__SUPPLIED ENTRIES__:
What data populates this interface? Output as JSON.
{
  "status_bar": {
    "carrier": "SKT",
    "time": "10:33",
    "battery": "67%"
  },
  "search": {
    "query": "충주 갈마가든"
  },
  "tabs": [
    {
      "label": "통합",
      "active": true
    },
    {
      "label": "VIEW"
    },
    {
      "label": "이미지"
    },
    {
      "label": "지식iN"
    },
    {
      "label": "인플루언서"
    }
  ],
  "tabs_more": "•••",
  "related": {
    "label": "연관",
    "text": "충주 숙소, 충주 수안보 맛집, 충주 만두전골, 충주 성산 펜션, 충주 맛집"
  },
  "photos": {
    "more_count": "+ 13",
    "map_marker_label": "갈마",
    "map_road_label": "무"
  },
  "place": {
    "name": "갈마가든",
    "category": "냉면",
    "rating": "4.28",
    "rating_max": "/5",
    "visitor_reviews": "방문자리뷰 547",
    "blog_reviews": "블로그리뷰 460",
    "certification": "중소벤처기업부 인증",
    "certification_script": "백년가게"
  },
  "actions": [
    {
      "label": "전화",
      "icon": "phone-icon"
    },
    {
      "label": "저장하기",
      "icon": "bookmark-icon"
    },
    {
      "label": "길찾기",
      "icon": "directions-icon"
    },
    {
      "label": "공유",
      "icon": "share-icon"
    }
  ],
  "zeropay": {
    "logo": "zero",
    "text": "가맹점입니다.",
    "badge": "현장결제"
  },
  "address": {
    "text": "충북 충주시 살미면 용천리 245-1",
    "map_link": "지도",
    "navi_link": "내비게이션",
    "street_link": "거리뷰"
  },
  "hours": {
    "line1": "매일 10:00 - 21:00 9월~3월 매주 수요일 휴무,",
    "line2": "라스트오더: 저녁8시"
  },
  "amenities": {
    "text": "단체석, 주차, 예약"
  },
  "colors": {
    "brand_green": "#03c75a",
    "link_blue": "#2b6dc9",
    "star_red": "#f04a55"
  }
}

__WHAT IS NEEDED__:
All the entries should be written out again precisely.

__SOLUTION BELOW__:
What data populates this interface? Output as JSON.
{
  "status_bar": {
    "carrier": "SKT",
    "time": "10:33",
    "battery": "67%"
  },
  "search": {
    "query": "충주 갈마가든"
  },
  "tabs": [
    {
      "label": "통합",
      "active": true
    },
    {
      "label": "VIEW"
    },
    {
      "label": "이미지"
    },
    {
      "label": "지식iN"
    },
    {
      "label": "인플루언서"
    }
  ],
  "tabs_more": "•••",
  "related": {
    "label": "연관",
    "text": "충주 숙소, 충주 수안보 맛집, 충주 만두전골, 충주 성산 펜션, 충주 맛집"
  },
  "photos": {
    "more_count": "+ 13",
    "map_marker_label": "갈마",
    "map_road_label": "무"
  },
  "place": {
    "name": "갈마가든",
    "category": "냉면",
    "rating": "4.28",
    "rating_max": "/5",
    "visitor_reviews": "방문자리뷰 547",
    "blog_reviews": "블로그리뷰 460",
    "certification": "중소벤처기업부 인증",
    "certification_script": "백년가게"
  },
  "actions": [
    {
      "label": "전화",
      "icon": "phone-icon"
    },
    {
      "label": "저장하기",
      "icon": "bookmark-icon"
    },
    {
      "label": "길찾기",
      "icon": "directions-icon"
    },
    {
      "label": "공유",
      "icon": "share-icon"
    }
  ],
  "zeropay": {
    "logo": "zero",
    "text": "가맹점입니다.",
    "badge": "현장결제"
  },
  "address": {
    "text": "충북 충주시 살미면 용천리 245-1",
    "map_link": "지도",
    "navi_link": "내비게이션",
    "street_link": "거리뷰"
  },
  "hours": {
    "line1": "매일 10:00 - 21:00 9월~3월 매주 수요일 휴무,",
    "line2": "라스트오더: 저녁8시"
  },
  "amenities": {
    "text": "단체석, 주차, 예약"
  },
  "colors": {
    "brand_green": "#03c75a",
    "link_blue": "#2b6dc9",
    "star_red": "#f04a55"
  }
}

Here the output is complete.